For my inaugural blog post, I would like to introduce my (probably non-existent) audience to one of the baddest, raddest, and most all around badass movies ever made: Ninja 2: Shadow Of A Tear. To give a brief one sentence summary of this movie would go as follows: Ninja’s wife gets murdered, he proceeds to kick the ass (actually he kills them) of everyone involved.
First up, ignore the fact that it is a sequel, the first instalment, Ninja, is largely forgettable and also completely unnecessary to understanding any element of the plot of Ninja 2. Scott Adkins (known for his roles in straight-to-DVD B-movies such as Undisputed II & III, Universal Soldier: Day of Reckoning, and Expendables 2). Unlike most actors, Adkins is a skilled martial artist and this is reflected in the fluidity of his moves. He also looks the part, with a hard, muscular, fighter’s physique; he’s basically as built as a tank in this movie.

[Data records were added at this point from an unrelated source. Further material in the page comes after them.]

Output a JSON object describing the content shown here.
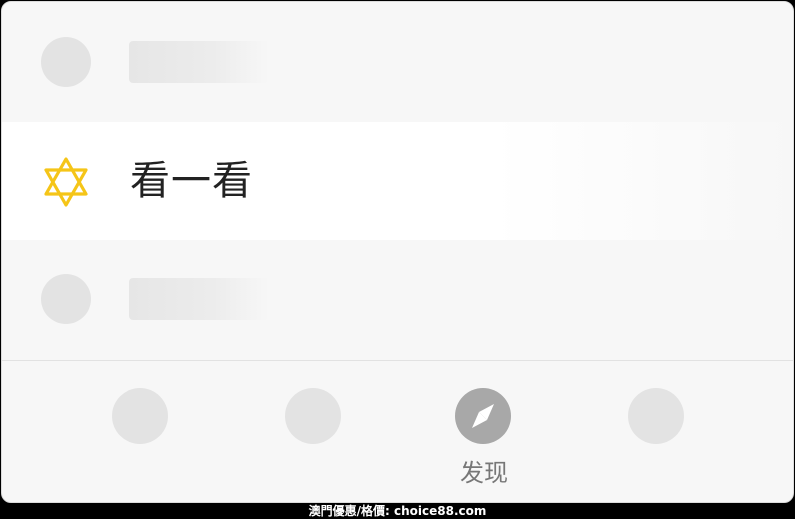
{
  "menu": {
    "featured_item": {
      "label": "看一看",
      "icon": "six-point-star-icon",
      "icon_color": "#f5c518"
    }
  },
  "tabbar": {
    "active_tab": {
      "label": "发现",
      "icon": "compass-icon",
      "icon_color": "#a8a8a8"
    }
  },
  "watermark": {
    "text": "澳門優惠/格價: choice88.com"
  }
}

A BIG bonus point for this movie is the way the fight scenes are shot: no shaky cam, no quick cuts, no blurry closeups designed to mask the obvious presence of stunt doubles: just beautiful to look at wide angled shots clearly depicting every punch and kick thrown. These fight scenes put any and all big ticket Hollywood fight scenes to shame. The way the fight scenes are shot clearly reflects the director Isaac Florentine’s expertise in this arena, he had also directed the previous Adkins vehicles Undisputed II & III as well as the first Ninja movie.
Now let’s run through exactly what makes this movie so badass; it knows what it is, it doesn’t try to be anything else, and it does what it sets out to do perfectly. Exposition is kept to a minimum, and the plot is relatively straightforward (though surprisingly not without its twists). The plot is basically the same as John Wick, just a straightforward quest for vengeance. The acting is serviceable, and while Adkins certainly won’t be winning any Best Actor awards anytime soon, he does an adequate job for what is required of him here.
Despite the straightforward plot, the movie keeps things fresh and exciting through its main attraction, its fight scenes. Scott Adkins’ character, Casey Bowman, the titular Ninja (on another note: I have no idea how the Shadow Of A Tear part of the title fits into the movie, like, at all) fights people in his own dojo, in other dojos, in the jungle, in a bar, in his apartment, in the alley, and even in his bathroom. He uses swords, throwing stars, razor wire, ninja spikes, and corrosive ninja powder. Oh, and he also fought while drunk and high on drugs (two separate scenes). And there were not one, not two, but three ‘boss’ battles. Damn!
What about the romantic element? Great news for those who hate sappy stuff, his wife dies pretty early on and from then on it’s just straight up brutality.
To conclude: if you are in the mood for watching a movie featuring copious amounts of ass kickings, great fight choreography, and uh, ninjas, then this movie is for you!
“A man who seeks revenge should dig two graves.”
“They’re gonna need a lot more than that.”